It is contemplated that the aspects described in the present disclosure may be applicable to CT scanners others than those specifically identified and may further be applicable for different slice widths and different sized patients (represented by phantoms).

A desirable relationship of minimum detectable contrast to the patient dose and the lesion size is described. The derived minimum detectable contrast was found consistent with the scoring results of the inserted low contrast targets. The relationship of the minimum detectable contrast to the pixel noise was also studied and was found to be invariant to different scanners. The current pixel noise based dose modulation can be adapted to be task specific through the relationships described by the present disclosure.

The various methods and techniques described above provide a number of ways to carry out the invention. Of course, it is to be understood that not necessarily all objectives or advantages described can be achieved in accordance with any particular embodiment described herein. Thus, for example, those skilled in the art will recognize that the methods can be performed in a manner that achieves or optimizes one advantage or group of advantages as taught herein without necessarily achieving other objectives or advantages as taught or suggested herein. A variety of alternatives are mentioned herein. It is to be understood that some preferred embodiments specifically include one, another, or several features, while others specifically exclude one, another, or several features, while still others mitigate a particular feature by inclusion of one, another, or several advantageous features.

In some embodiments, the terms “a” and “an” and “the” and similar references used in the context of describing a particular embodiment of the application (especially in the context of certain of the following claims) can be construed to cover both the singular and the plural. The recitation of ranges of values herein is merely intended to serve as a shorthand method of referring individually to each separate value falling within the range. Unless otherwise indicated herein, each individual value is incorporated into the specification as if it were individually recited herein. All methods described herein can be performed in any suitable order unless otherwise indicated herein or otherwise clearly contradicted by context. The use of any and all examples, or exemplary language (for example, “such as”) provided with respect to certain embodiments herein is intended merely to better illuminate the application and does not pose a limitation on the scope of the application otherwise claimed. No language in the specification should be construed as indicating any non-claimed element essential to the practice of the application.

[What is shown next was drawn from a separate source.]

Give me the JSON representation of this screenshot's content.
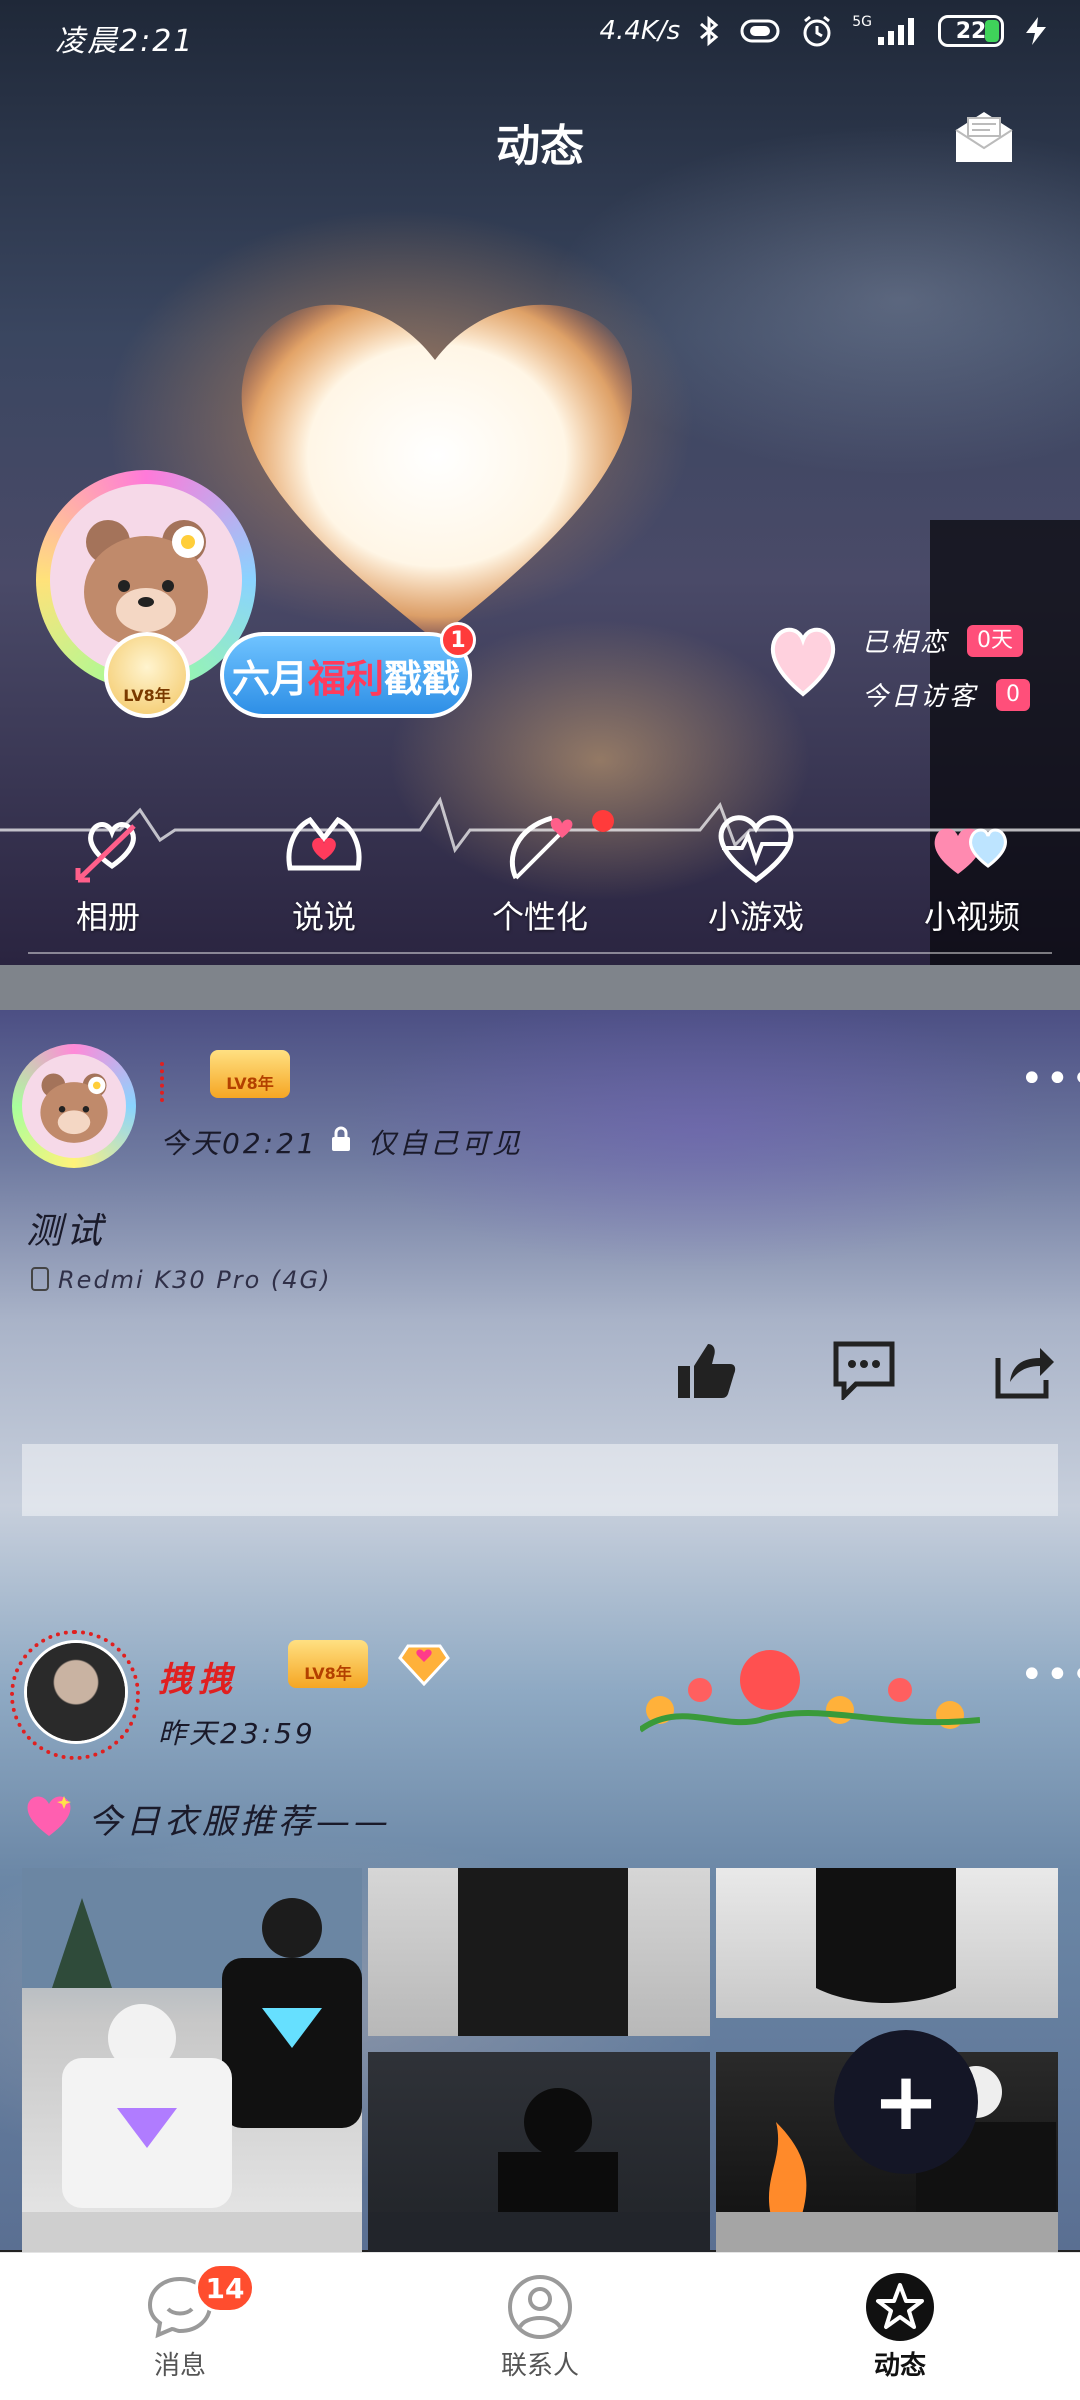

All patents, patent applications, publications of patent applications, and other material, such as articles, books, specifications, publications, documents, things, and/or the like, referenced herein are hereby incorporated herein by this reference in their entirety for all purposes, excepting any prosecution file history associated with same, any of same that is inconsistent with or in conflict with the present document, or any of same that may have a limiting affect as to the broadest scope of the claims now or later associated with the present document. By way of example, should there be any inconsistency or conflict between the description, definition, and/or the use of a term associated with any of the incorporated material and that associated with the present document, the description, definition, and/or the use of the term in the present document shall prevail.

Each of these embodiments and obvious variations thereof is contemplated as falling within the spirit and scope of the claimed invention, which is set forth in the following claims. Moreover, the present concepts expressly include any and all combinations and subcombinations of the preceding elements and aspects. Thus, by way of example, but not of limitation, alternative configurations of the embodiments of the application can be utilized in accordance with the teachings herein. Accordingly, embodiments of the present application are not limited to that precisely as shown and described.